  2. We do not have 10% of our population (which would mean about 32 million) incarcerated. It's closer to 2%.

  3. If a class action suit or other manner of retribution is possible, count me in. I have email and voicemail from the man. He colluded with opposing counsel, I am certain. My case was damaged so severely it nearly lost me everything and I am still paying dearly.

  4. There's probably a lot of blame that can be cast around for Indiana Tech's abysmal bar passage rate this last February. The folks who decided that Indiana, a state with roughly 16,000 to 18,000 attorneys, needs a fifth law school need to question the motives that drove their support of this project. Others, who have been "strong supporters" of the law school, should likewise ask themselves why they believe this institution should be supported. Is it because it fills some real need in the state? Or is it, instead, nothing more than a resume builder for those who teach there part-time? And others who make excuses for the students' poor performance, especially those who offer nothing more than conspiracy theories to back up their claims--who are they helping? What evidence do they have to support their posturing? Ultimately, though, like most everything in life, whether one succeeds or fails is entirely within one's own hands. At least one student from Indiana Tech proved this when he/she took and passed the February bar. A second Indiana Tech student proved this when they took the bar in another state and passed. As for the remaining 9 who took the bar and didn't pass (apparently, one of the students successfully appealed his/her original score), it's now up to them (and nobody else) to ensure that they pass on their second attempt. These folks should feel no shame; many currently successful practicing attorneys failed the bar exam on their first try. These same attorneys picked themselves up, dusted themselves off, and got back to the rigorous study needed to ensure they would pass on their second go 'round. This is what the Indiana Tech students who didn't pass the first time need to do. Of course, none of this answers such questions as whether Indiana Tech should be accredited by the ABA, whether the school should keep its doors open, or, most importantly, whether it should have even opened its doors in the first place. Those who promoted the idea of a fifth law school in Indiana need to do a lot of soul-searching regarding their decisions. These same people should never be allowed, again, to have a say about the future of legal education in this state or anywhere else. Indiana already has four law schools. That's probably one more than it really needs. But it's more than enough.

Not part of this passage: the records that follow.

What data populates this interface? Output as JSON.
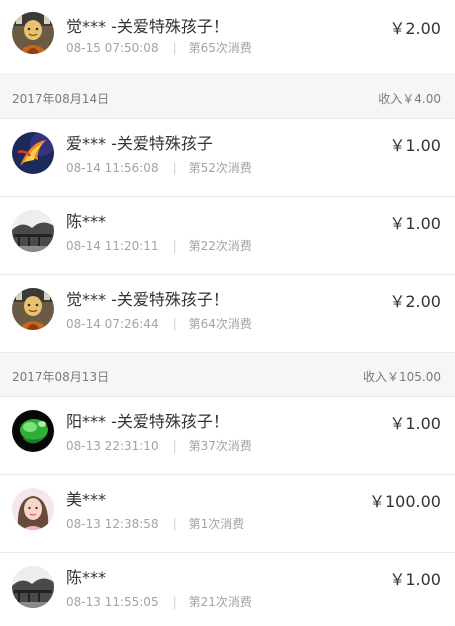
{
  "rows_0": {
    "name": "觉*** -关爱特殊孩子！",
    "time": "08-15 07:50:08",
    "count": "第65次消费",
    "amount": "￥2.00",
    "avatar": "monk-avatar"
  },
  "group_1": {
    "date": "2017年08月14日",
    "income": "收入￥4.00"
  },
  "rows_1": [
    {
      "name": "爱*** -关爱特殊孩子",
      "time": "08-14 11:56:08",
      "count": "第52次消费",
      "amount": "￥1.00",
      "avatar": "phoenix-avatar"
    },
    {
      "name": "陈***",
      "time": "08-14 11:20:11",
      "count": "第22次消费",
      "amount": "￥1.00",
      "avatar": "landscape-avatar"
    },
    {
      "name": "觉*** -关爱特殊孩子！",
      "time": "08-14 07:26:44",
      "count": "第64次消费",
      "amount": "￥2.00",
      "avatar": "monk-avatar"
    }
  ],
  "group_2": {
    "date": "2017年08月13日",
    "income": "收入￥105.00"
  },
  "rows_2": [
    {
      "name": "阳*** -关爱特殊孩子！",
      "time": "08-13 22:31:10",
      "count": "第37次消费",
      "amount": "￥1.00",
      "avatar": "green-jade-avatar"
    },
    {
      "name": "美***",
      "time": "08-13 12:38:58",
      "count": "第1次消费",
      "amount": "￥100.00",
      "avatar": "woman-avatar"
    },
    {
      "name": "陈***",
      "time": "08-13 11:55:05",
      "count": "第21次消费",
      "amount": "￥1.00",
      "avatar": "landscape-avatar"
    }
  ]
}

  5. This man Steve Hubbard goes on any online post or forum he can find and tries to push his company. He said court reporters would be obsolete a few years ago, yet here we are. How does he have time to search out every single post about court reporters and even spy in private court reporting forums if his company is so successful???? Dude, get a life. And back to what this post was about, I agree that some national firms cause a huge problem.